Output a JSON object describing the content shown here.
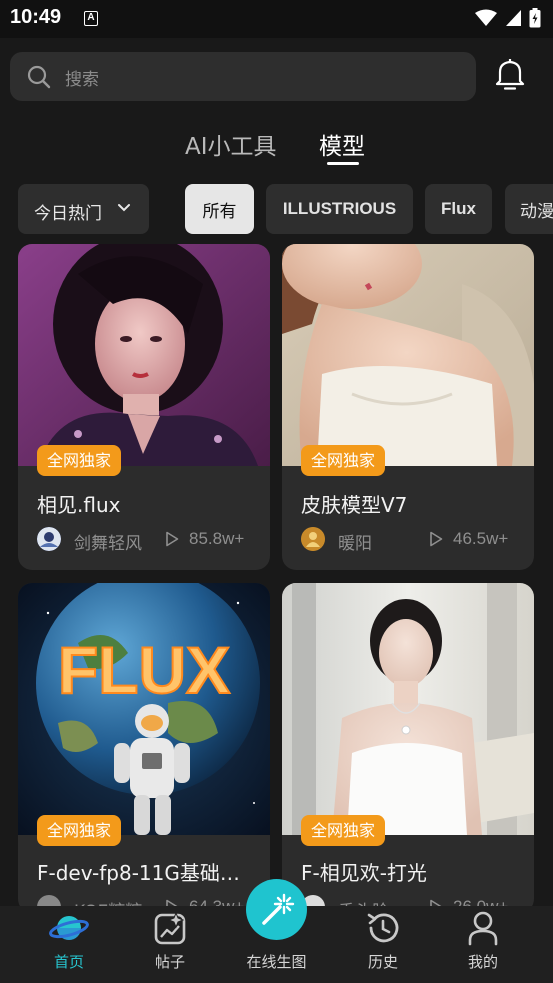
{
  "status_bar": {
    "time": "10:49",
    "notification_glyph": "A"
  },
  "search": {
    "placeholder": "搜索"
  },
  "top_tabs": [
    {
      "label": "AI小工具"
    },
    {
      "label": "模型"
    }
  ],
  "sort": {
    "label": "今日热门"
  },
  "chips": [
    {
      "label": "所有"
    },
    {
      "label": "ILLUSTRIOUS"
    },
    {
      "label": "Flux"
    },
    {
      "label": "动漫"
    }
  ],
  "cards": [
    {
      "badge": "全网独家",
      "title": "相见.flux",
      "author": "剑舞轻风",
      "views": "85.8w+"
    },
    {
      "badge": "全网独家",
      "title": "皮肤模型V7",
      "author": "暖阳",
      "views": "46.5w+"
    },
    {
      "badge": "全网独家",
      "title": "F-dev-fp8-11G基础…",
      "author": "KOE糖糖",
      "views": "64.3w+",
      "image_text": "FLUX"
    },
    {
      "badge": "全网独家",
      "title": "F-相见欢-打光",
      "author": "香头脸",
      "views": "26.0w+"
    }
  ],
  "bottom_nav": {
    "items": [
      {
        "label": "首页",
        "icon": "planet-home-icon"
      },
      {
        "label": "帖子",
        "icon": "post-icon"
      },
      {
        "label": "在线生图",
        "icon": "magic-wand-icon"
      },
      {
        "label": "历史",
        "icon": "history-icon"
      },
      {
        "label": "我的",
        "icon": "person-icon"
      }
    ]
  },
  "colors": {
    "accent": "#27c5cf",
    "badge": "#f39a1a",
    "background": "#191919"
  }
}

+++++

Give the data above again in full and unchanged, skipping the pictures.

• _Solution_:
Output a JSON object describing the content shown here.
{
  "status_bar": {
    "time": "10:49",
    "notification_glyph": "A"
  },
  "search": {
    "placeholder": "搜索"
  },
  "top_tabs": [
    {
      "label": "AI小工具"
    },
    {
      "label": "模型"
    }
  ],
  "sort": {
    "label": "今日热门"
  },
  "chips": [
    {
      "label": "所有"
    },
    {
      "label": "ILLUSTRIOUS"
    },
    {
      "label": "Flux"
    },
    {
      "label": "动漫"
    }
  ],
  "cards": [
    {
      "badge": "全网独家",
      "title": "相见.flux",
      "author": "剑舞轻风",
      "views": "85.8w+"
    },
    {
      "badge": "全网独家",
      "title": "皮肤模型V7",
      "author": "暖阳",
      "views": "46.5w+"
    },
    {
      "badge": "全网独家",
      "title": "F-dev-fp8-11G基础…",
      "author": "KOE糖糖",
      "views": "64.3w+",
      "image_text": "FLUX"
    },
    {
      "badge": "全网独家",
      "title": "F-相见欢-打光",
      "author": "香头脸",
      "views": "26.0w+"
    }
  ],
  "bottom_nav": {
    "items": [
      {
        "label": "首页",
        "icon": "planet-home-icon"
      },
      {
        "label": "帖子",
        "icon": "post-icon"
      },
      {
        "label": "在线生图",
        "icon": "magic-wand-icon"
      },
      {
        "label": "历史",
        "icon": "history-icon"
      },
      {
        "label": "我的",
        "icon": "person-icon"
      }
    ]
  },
  "colors": {
    "accent": "#27c5cf",
    "badge": "#f39a1a",
    "background": "#191919"
  }
}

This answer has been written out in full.